I was recently invited to write a reaction to the artwork of João Dias, a visual artist based in Viseu, Portugal. I have collaborated with João a number of times in the last few years, but more importantly, we have shared together many conversations about our practices, art making in general, and the issues of the day that we wish to develop—or ignore—in our own work.
Thus, it was fitting that I present a reaction to João’s recent bodies of work, not only because I’ve both spoken with him about it on a regular basis, but as well, literally watched him in the process, and seen the development of ideas into forms, and then into expanded concepts to fuel new investigations.
Below is a sample PDF of the catalog João produced. It contains just a few images along with my short text. Enjoy!
“This is the artifact.

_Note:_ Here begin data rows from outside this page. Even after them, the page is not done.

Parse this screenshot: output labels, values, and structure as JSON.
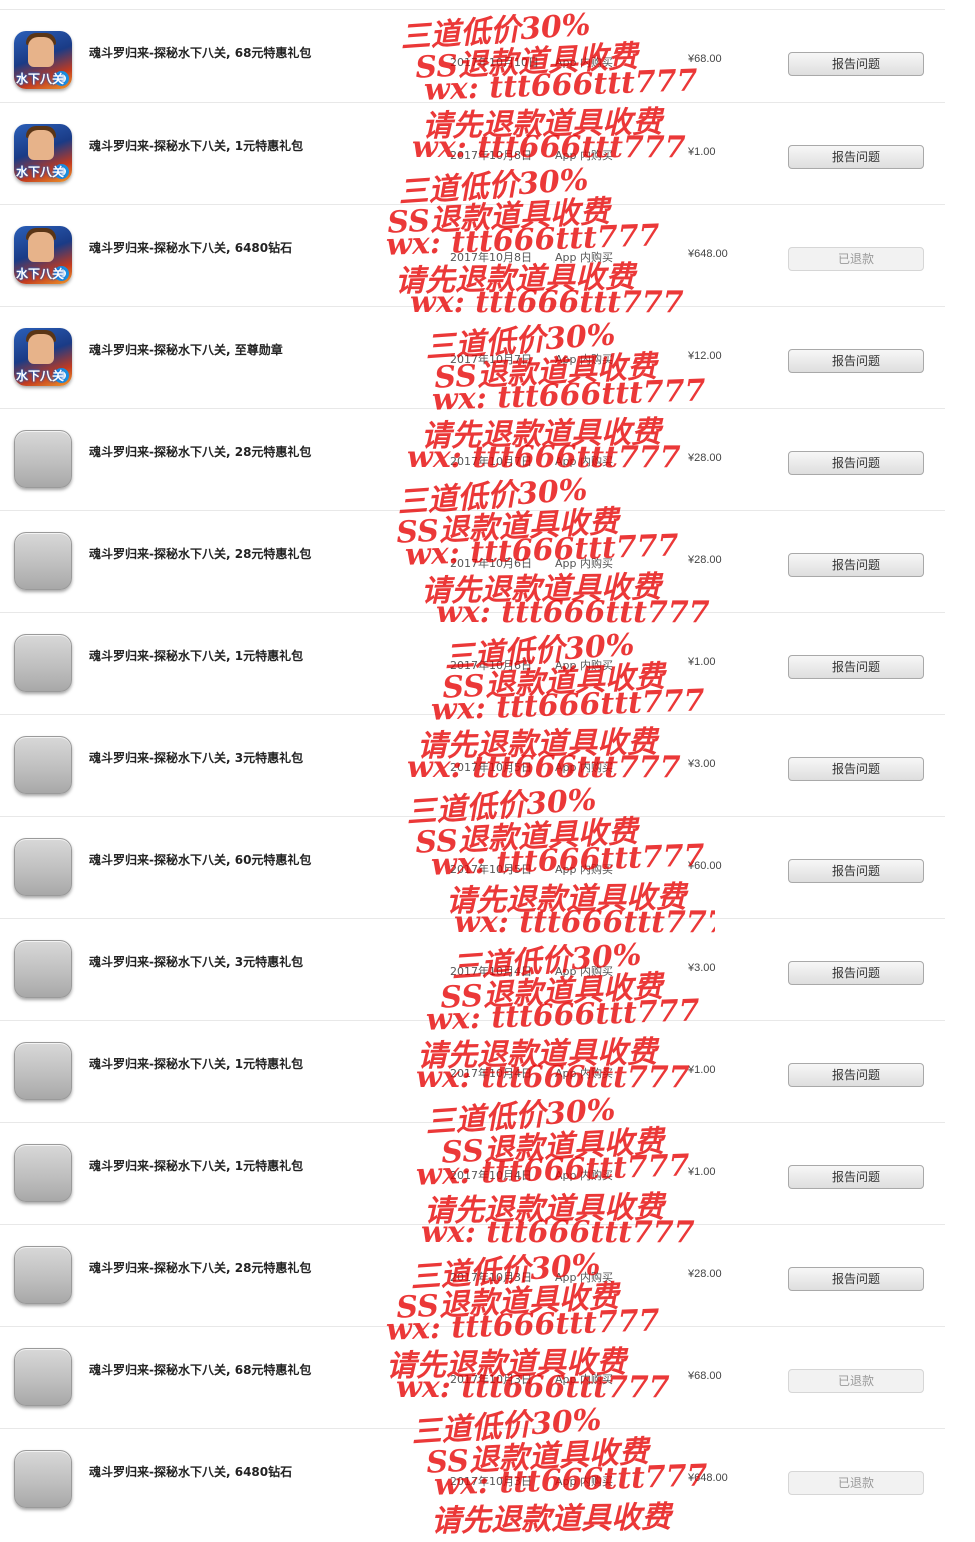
{
  "rows": [
    {
      "icon": "game-icon",
      "title": "魂斗罗归来-探秘水下八关, 68元特惠礼包",
      "date": "2017年10月10日",
      "type": "App 内购买",
      "price": "¥68.00",
      "action": "报告问题",
      "status": "report"
    },
    {
      "icon": "game-icon",
      "title": "魂斗罗归来-探秘水下八关, 1元特惠礼包",
      "date": "2017年10月8日",
      "type": "App 内购买",
      "price": "¥1.00",
      "action": "报告问题",
      "status": "report"
    },
    {
      "icon": "game-icon",
      "title": "魂斗罗归来-探秘水下八关, 6480钻石",
      "date": "2017年10月8日",
      "type": "App 内购买",
      "price": "¥648.00",
      "action": "已退款",
      "status": "refunded"
    },
    {
      "icon": "game-icon",
      "title": "魂斗罗归来-探秘水下八关, 至尊勋章",
      "date": "2017年10月7日",
      "type": "App 内购买",
      "price": "¥12.00",
      "action": "报告问题",
      "status": "report"
    },
    {
      "icon": "blank-app-icon",
      "title": "魂斗罗归来-探秘水下八关, 28元特惠礼包",
      "date": "2017年10月7日",
      "type": "App 内购买",
      "price": "¥28.00",
      "action": "报告问题",
      "status": "report"
    },
    {
      "icon": "blank-app-icon",
      "title": "魂斗罗归来-探秘水下八关, 28元特惠礼包",
      "date": "2017年10月6日",
      "type": "App 内购买",
      "price": "¥28.00",
      "action": "报告问题",
      "status": "report"
    },
    {
      "icon": "blank-app-icon",
      "title": "魂斗罗归来-探秘水下八关, 1元特惠礼包",
      "date": "2017年10月6日",
      "type": "App 内购买",
      "price": "¥1.00",
      "action": "报告问题",
      "status": "report"
    },
    {
      "icon": "blank-app-icon",
      "title": "魂斗罗归来-探秘水下八关, 3元特惠礼包",
      "date": "2017年10月5日",
      "type": "App 内购买",
      "price": "¥3.00",
      "action": "报告问题",
      "status": "report"
    },
    {
      "icon": "blank-app-icon",
      "title": "魂斗罗归来-探秘水下八关, 60元特惠礼包",
      "date": "2017年10月5日",
      "type": "App 内购买",
      "price": "¥60.00",
      "action": "报告问题",
      "status": "report"
    },
    {
      "icon": "blank-app-icon",
      "title": "魂斗罗归来-探秘水下八关, 3元特惠礼包",
      "date": "2017年10月4日",
      "type": "App 内购买",
      "price": "¥3.00",
      "action": "报告问题",
      "status": "report"
    },
    {
      "icon": "blank-app-icon",
      "title": "魂斗罗归来-探秘水下八关, 1元特惠礼包",
      "date": "2017年10月4日",
      "type": "App 内购买",
      "price": "¥1.00",
      "action": "报告问题",
      "status": "report"
    },
    {
      "icon": "blank-app-icon",
      "title": "魂斗罗归来-探秘水下八关, 1元特惠礼包",
      "date": "2017年10月4日",
      "type": "App 内购买",
      "price": "¥1.00",
      "action": "报告问题",
      "status": "report"
    },
    {
      "icon": "blank-app-icon",
      "title": "魂斗罗归来-探秘水下八关, 28元特惠礼包",
      "date": "2017年10月3日",
      "type": "App 内购买",
      "price": "¥28.00",
      "action": "报告问题",
      "status": "report"
    },
    {
      "icon": "blank-app-icon",
      "title": "魂斗罗归来-探秘水下八关, 68元特惠礼包",
      "date": "2017年10月3日",
      "type": "App 内购买",
      "price": "¥68.00",
      "action": "已退款",
      "status": "refunded"
    },
    {
      "icon": "blank-app-icon",
      "title": "魂斗罗归来-探秘水下八关, 6480钻石",
      "date": "2017年10月3日",
      "type": "App 内购买",
      "price": "¥648.00",
      "action": "已退款",
      "status": "refunded"
    }
  ],
  "game_icon_label": "水下八关",
  "watermark": {
    "lines": [
      "三道低价30%",
      "SS退款道具收费",
      "wx: ttt666ttt777",
      "请先退款道具收费",
      "wx: ttt666ttt777"
    ]
  }
}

Painting—again within tradition—is assumed in two-dimensional space, and this too is a structure of which we are educated to “read” the language. The layers of paint and the shapes that combine there are foundational—each mark, stroke, daub is arranged, much like how the vowel and consonant come together, to form words, then sentences, perhaps then an essay…. In more contemporary terms, each painted mark is like a pixel or a bit of the string of code—raw information waiting to be compiled—and what is understood to be the basis to the full construction. Fragments pertaining to a whole, these pieces are individual, unique. With innate curiosity, we study each their particular origins, their properties and their placement with precision, always combining the fragments, until the complete picture comes into focus.
What exactly is it then that we are looking at, in the recent works of João Dias? What happens when the pixel becomes isolated to its own image-object? Do we still agree that it remains fixed to its origin, just one artifact of the implied larger structure?”